Watergate is the quintessential conspiracy, one that went all the way to the White House and took down a presidency. But it is a story that is almost always provided without context, and with no mention of certain key facts. J Edgar Hoover died only a couple of months before the Watergate break-in, so the FBI was in the midst of a succession crisis when they were hit with the most controversial investigation in their history.
In 1971 DOD analyst and RAND Corporation employee Daniel Ellsberg leaked The Pentagon Papers - the DOD's Top Secret history of the Vietnam War. This is one of the biggest and most famous leaks in history, but there remain huge questions about why this happened. Was Ellsberg a genuine whistleblower? Or were the Pentagon Papers leaked as part of a distraction and disinformation campaign?

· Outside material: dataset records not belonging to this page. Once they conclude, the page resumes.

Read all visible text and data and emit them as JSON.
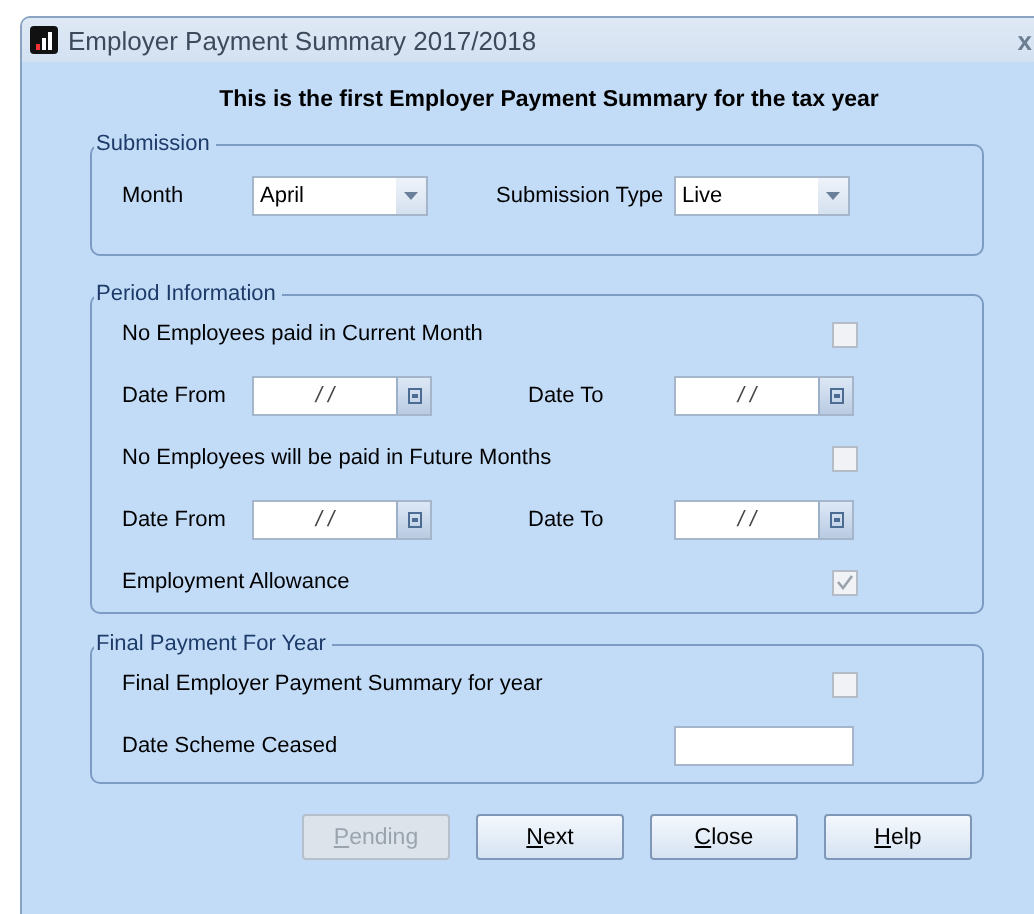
{
  "window": {
    "title": "Employer Payment Summary 2017/2018",
    "close": "x"
  },
  "heading": "This is the first Employer Payment Summary for the tax year",
  "submission": {
    "legend": "Submission",
    "month": {
      "label": "Month",
      "value": "April"
    },
    "submission_type": {
      "label": "Submission Type",
      "value": "Live"
    }
  },
  "period_information": {
    "legend": "Period Information",
    "rows": [
      {
        "kind": "checkbox",
        "label": "No Employees paid in Current Month",
        "checked": false
      },
      {
        "kind": "dates",
        "from": {
          "label": "Date From",
          "value": "/ /"
        },
        "to": {
          "label": "Date To",
          "value": "/ /"
        }
      },
      {
        "kind": "checkbox",
        "label": "No Employees will be paid in Future Months",
        "checked": false
      },
      {
        "kind": "dates",
        "from": {
          "label": "Date From",
          "value": "/ /"
        },
        "to": {
          "label": "Date To",
          "value": "/ /"
        }
      },
      {
        "kind": "checkbox",
        "label": "Employment Allowance",
        "checked": true
      }
    ]
  },
  "final_payment": {
    "legend": "Final Payment For Year",
    "rows": [
      {
        "kind": "checkbox",
        "label": "Final Employer Payment Summary for year",
        "checked": false
      },
      {
        "kind": "field",
        "label": "Date Scheme Ceased"
      }
    ]
  },
  "buttons": [
    {
      "label": "Pending",
      "disabled": true
    },
    {
      "label": "Next",
      "disabled": false
    },
    {
      "label": "Close",
      "disabled": false
    },
    {
      "label": "Help",
      "disabled": false
    }
  ]
}
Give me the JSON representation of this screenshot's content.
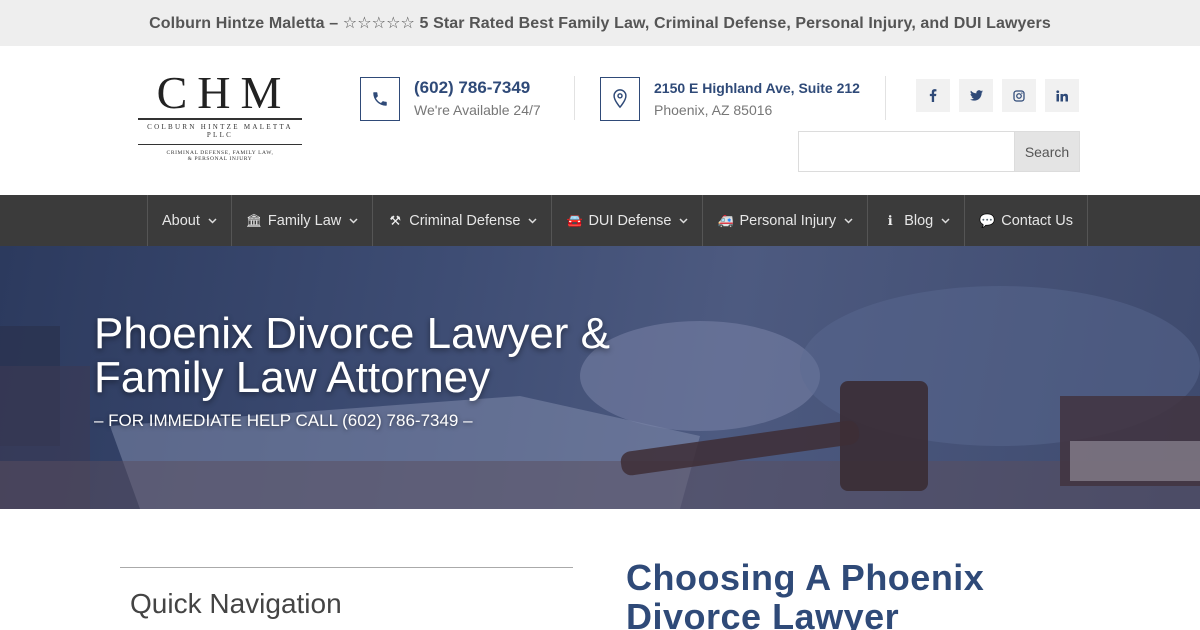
{
  "topbar": {
    "text": "Colburn Hintze Maletta – ☆☆☆☆☆ 5 Star Rated Best Family Law, Criminal Defense, Personal Injury, and DUI Lawyers"
  },
  "logo": {
    "mark": "CHM",
    "name": "COLBURN HINTZE MALETTA PLLC",
    "tagline_1": "CRIMINAL DEFENSE, FAMILY LAW,",
    "tagline_2": "& PERSONAL INJURY"
  },
  "contact": {
    "phone": "(602) 786-7349",
    "availability": "We're Available 24/7",
    "address_line_1": "2150 E Highland Ave, Suite 212",
    "address_line_2": "Phoenix, AZ 85016"
  },
  "social": [
    {
      "icon": "facebook-icon",
      "glyph": "f"
    },
    {
      "icon": "twitter-icon",
      "glyph": "🐦"
    },
    {
      "icon": "instagram-icon",
      "glyph": "◎"
    },
    {
      "icon": "linkedin-icon",
      "glyph": "in"
    }
  ],
  "search": {
    "placeholder": "",
    "button_label": "Search"
  },
  "nav": {
    "items": [
      {
        "label": "About",
        "icon": "",
        "icon_name": "",
        "has_dropdown": true
      },
      {
        "label": "Family Law",
        "icon": "🏛",
        "icon_name": "courthouse-icon",
        "has_dropdown": true
      },
      {
        "label": "Criminal Defense",
        "icon": "⚒",
        "icon_name": "gavel-icon",
        "has_dropdown": true
      },
      {
        "label": "DUI Defense",
        "icon": "🚘",
        "icon_name": "car-icon",
        "has_dropdown": true
      },
      {
        "label": "Personal Injury",
        "icon": "🚑",
        "icon_name": "ambulance-icon",
        "has_dropdown": true
      },
      {
        "label": "Blog",
        "icon": "ℹ",
        "icon_name": "info-icon",
        "has_dropdown": true
      },
      {
        "label": "Contact Us",
        "icon": "💬",
        "icon_name": "chat-icon",
        "has_dropdown": false
      }
    ]
  },
  "hero": {
    "title_line_1": "Phoenix Divorce Lawyer &",
    "title_line_2": "Family Law Attorney",
    "subtitle": "– FOR IMMEDIATE HELP CALL (602) 786-7349 –"
  },
  "sidebar": {
    "quick_nav_title": "Quick Navigation"
  },
  "article": {
    "title_line_1": "Choosing A Phoenix",
    "title_line_2": "Divorce Lawyer"
  },
  "colors": {
    "brand_blue": "#2f4a78",
    "nav_bg": "#3b3b3b",
    "topbar_bg": "#eeeeee"
  }
}
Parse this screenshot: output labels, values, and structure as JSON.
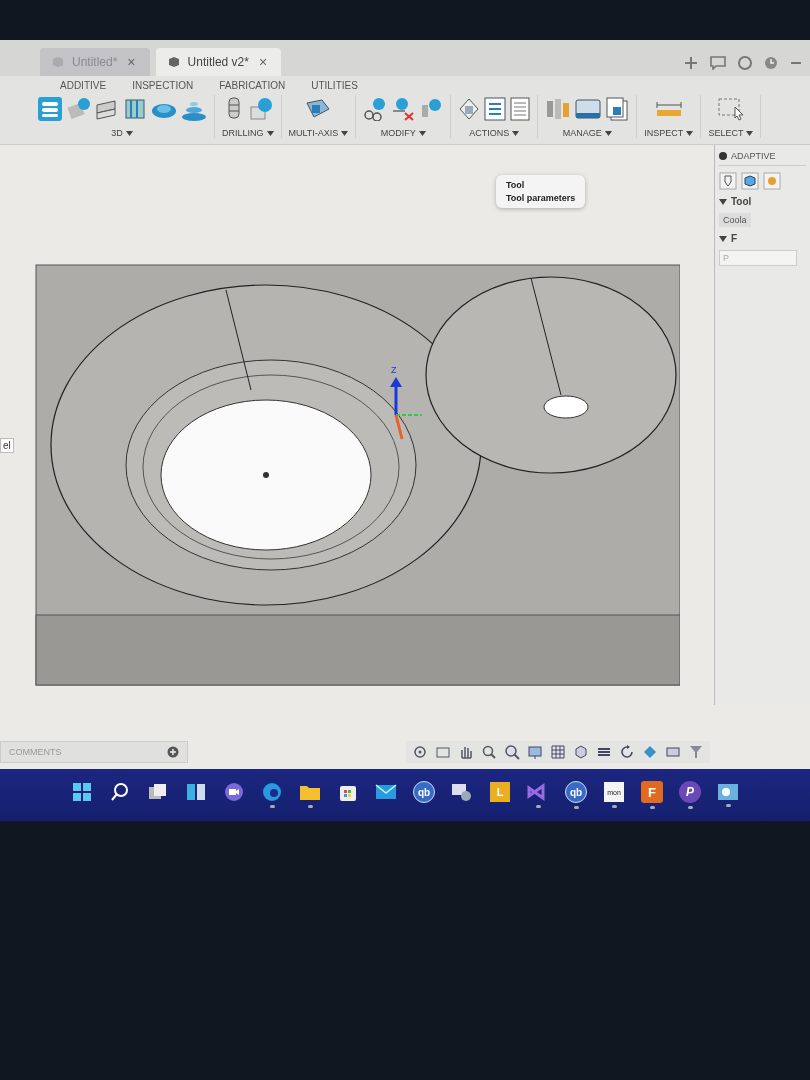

Former CIA officer and NSA contractor Edward Snowden has recently joined Twitter. While this is hardly headline news the story has gone around the world, reported on by dozens of major media outlets. A follow-up story, that Snowden accidentally received 47 gigabytes of emails as a result of joining Twitter also got enormous attention, despite being obviously untrue.
Welcome to our seventh episode of Probable Cause. With this episode we are starting a new chain of subtopics within the context of our main topic-revolution. After discussing some of the obstacles in kindling the revolutionary process within individuals’ thoughts, we are moving to various tactics and operations that target revolutionaries during the second stage- collective activism within groups or networks.